--- PROBLEM ---
Keep only the lines of the material below that contain the word "JSON". Copy those lines.

WORKING DATA START

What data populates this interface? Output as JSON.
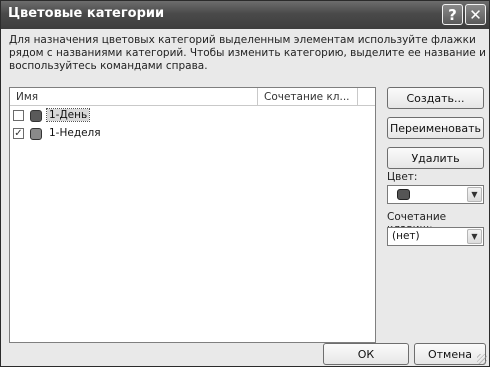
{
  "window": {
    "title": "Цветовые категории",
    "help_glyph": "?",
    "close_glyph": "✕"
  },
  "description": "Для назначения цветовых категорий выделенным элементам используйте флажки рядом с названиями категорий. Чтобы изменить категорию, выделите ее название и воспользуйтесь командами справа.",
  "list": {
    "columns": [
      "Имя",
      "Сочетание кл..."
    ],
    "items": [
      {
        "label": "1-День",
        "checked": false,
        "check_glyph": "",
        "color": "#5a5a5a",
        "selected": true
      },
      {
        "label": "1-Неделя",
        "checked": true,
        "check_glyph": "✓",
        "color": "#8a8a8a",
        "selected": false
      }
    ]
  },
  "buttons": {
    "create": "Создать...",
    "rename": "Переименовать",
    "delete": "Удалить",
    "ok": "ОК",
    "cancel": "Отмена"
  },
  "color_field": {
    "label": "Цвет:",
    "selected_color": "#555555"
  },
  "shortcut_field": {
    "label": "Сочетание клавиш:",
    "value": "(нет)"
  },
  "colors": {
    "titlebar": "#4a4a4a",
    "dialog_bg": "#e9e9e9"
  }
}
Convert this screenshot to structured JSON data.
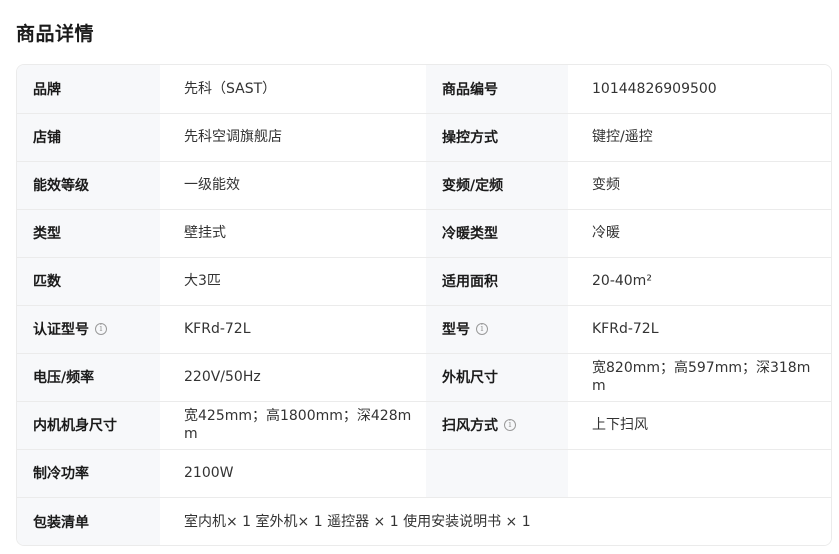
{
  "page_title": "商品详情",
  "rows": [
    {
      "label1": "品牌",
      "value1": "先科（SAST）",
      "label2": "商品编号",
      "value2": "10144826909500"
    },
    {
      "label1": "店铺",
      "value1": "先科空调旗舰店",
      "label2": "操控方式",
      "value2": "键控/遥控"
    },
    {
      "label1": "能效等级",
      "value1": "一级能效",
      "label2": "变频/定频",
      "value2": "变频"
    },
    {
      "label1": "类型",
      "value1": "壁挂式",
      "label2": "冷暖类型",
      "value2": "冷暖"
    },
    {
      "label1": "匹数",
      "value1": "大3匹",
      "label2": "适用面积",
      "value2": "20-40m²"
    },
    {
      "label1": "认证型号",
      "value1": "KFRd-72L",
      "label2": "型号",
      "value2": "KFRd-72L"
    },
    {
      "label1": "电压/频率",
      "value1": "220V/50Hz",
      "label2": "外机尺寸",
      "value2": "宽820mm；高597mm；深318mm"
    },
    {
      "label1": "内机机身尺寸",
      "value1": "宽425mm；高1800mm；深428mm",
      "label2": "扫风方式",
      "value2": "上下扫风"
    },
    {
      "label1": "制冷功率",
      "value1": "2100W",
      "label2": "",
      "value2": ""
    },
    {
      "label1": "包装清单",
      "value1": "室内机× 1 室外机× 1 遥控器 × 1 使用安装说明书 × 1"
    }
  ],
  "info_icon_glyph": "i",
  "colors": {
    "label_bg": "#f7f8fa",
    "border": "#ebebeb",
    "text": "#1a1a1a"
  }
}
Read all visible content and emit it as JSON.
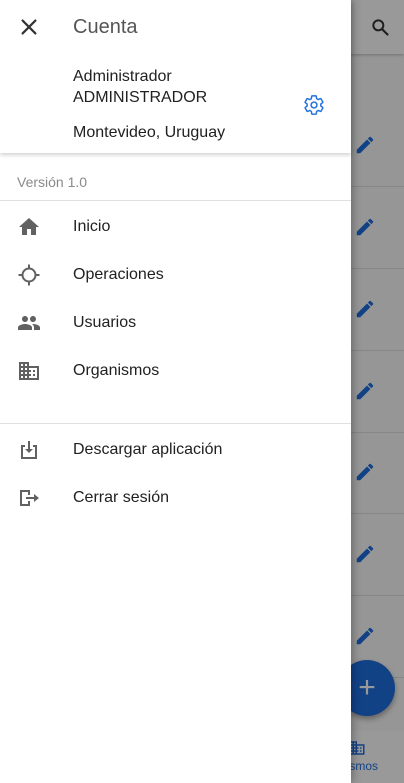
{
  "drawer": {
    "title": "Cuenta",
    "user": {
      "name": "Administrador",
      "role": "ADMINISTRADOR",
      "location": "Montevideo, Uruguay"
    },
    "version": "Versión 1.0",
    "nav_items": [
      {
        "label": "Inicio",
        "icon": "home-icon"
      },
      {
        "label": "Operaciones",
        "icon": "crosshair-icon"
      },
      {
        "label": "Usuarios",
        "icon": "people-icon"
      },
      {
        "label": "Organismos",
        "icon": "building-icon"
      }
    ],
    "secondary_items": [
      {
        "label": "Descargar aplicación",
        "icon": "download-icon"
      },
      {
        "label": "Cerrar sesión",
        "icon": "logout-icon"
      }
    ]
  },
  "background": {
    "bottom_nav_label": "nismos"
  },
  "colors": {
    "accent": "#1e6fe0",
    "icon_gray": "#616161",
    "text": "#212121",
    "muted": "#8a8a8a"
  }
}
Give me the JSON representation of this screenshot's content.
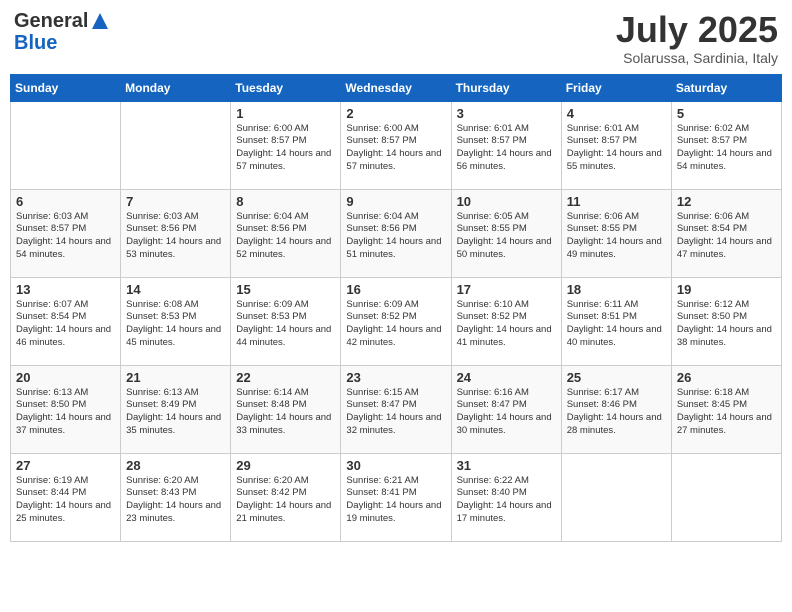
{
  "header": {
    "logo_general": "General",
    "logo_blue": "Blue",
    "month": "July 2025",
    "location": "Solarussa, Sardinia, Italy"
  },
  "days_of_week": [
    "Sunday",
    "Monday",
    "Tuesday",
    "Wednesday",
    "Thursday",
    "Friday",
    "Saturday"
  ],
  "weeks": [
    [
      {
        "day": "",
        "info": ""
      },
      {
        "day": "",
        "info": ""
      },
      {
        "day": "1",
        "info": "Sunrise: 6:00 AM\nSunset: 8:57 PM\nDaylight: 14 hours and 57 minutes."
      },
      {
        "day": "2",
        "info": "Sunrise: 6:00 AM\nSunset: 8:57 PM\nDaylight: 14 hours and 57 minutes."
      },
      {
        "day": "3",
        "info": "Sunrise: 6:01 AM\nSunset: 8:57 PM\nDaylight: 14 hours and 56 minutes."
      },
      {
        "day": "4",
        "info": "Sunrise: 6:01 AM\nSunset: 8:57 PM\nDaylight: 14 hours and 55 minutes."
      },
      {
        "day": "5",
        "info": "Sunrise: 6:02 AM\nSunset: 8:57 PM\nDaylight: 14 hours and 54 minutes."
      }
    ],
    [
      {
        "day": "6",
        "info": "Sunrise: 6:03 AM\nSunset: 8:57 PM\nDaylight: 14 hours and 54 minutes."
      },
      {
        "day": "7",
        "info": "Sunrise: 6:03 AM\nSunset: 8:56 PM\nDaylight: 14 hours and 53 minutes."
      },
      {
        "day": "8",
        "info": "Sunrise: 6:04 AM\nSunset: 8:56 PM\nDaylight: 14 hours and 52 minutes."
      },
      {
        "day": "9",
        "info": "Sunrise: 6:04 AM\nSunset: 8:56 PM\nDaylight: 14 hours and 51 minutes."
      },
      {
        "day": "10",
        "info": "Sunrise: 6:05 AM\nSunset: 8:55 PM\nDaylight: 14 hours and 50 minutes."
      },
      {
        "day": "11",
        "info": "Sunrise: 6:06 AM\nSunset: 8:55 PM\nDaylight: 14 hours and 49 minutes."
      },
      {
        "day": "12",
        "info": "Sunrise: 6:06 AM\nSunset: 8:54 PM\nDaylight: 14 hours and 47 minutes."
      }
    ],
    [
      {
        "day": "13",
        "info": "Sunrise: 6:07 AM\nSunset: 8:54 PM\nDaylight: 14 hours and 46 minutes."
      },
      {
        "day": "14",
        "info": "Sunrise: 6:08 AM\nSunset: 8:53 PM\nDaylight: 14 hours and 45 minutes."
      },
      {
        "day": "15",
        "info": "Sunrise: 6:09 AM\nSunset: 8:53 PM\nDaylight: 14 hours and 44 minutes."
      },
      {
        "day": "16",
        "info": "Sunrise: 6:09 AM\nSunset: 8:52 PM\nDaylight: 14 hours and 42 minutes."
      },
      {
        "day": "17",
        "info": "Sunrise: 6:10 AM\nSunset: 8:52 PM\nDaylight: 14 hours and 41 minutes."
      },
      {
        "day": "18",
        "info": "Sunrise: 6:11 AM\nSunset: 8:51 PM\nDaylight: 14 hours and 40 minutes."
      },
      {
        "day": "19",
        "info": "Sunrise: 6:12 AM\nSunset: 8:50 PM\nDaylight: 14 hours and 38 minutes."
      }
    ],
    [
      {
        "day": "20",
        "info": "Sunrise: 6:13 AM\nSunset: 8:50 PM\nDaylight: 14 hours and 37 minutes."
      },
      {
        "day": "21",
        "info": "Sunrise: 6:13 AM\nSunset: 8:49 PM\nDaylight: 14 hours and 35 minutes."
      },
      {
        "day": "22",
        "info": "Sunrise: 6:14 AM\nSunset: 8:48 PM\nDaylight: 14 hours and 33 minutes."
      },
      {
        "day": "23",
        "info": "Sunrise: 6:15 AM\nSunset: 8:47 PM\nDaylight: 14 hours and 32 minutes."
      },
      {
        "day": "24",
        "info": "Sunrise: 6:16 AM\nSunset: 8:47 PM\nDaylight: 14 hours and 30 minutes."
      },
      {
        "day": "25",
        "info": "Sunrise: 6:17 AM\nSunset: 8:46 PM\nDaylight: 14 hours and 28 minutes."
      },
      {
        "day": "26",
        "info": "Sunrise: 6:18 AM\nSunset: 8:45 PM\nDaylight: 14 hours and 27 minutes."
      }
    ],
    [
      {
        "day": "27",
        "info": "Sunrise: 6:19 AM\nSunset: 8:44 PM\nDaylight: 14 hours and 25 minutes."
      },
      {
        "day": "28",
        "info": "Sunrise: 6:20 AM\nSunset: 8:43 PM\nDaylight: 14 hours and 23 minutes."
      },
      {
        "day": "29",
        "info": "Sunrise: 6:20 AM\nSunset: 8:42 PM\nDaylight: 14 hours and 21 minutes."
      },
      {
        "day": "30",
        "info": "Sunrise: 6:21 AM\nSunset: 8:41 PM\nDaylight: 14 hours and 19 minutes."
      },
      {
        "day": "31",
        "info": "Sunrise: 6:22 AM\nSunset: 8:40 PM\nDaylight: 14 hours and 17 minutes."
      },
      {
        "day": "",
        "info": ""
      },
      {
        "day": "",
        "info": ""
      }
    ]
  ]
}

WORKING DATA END

--- SOLUTION TO THIS PROBLEM ---
What data populates this interface? Output as JSON.
Convert this screenshot to structured JSON data.
Read all visible content and emit it as JSON.
Give me the JSON representation of this screenshot's content.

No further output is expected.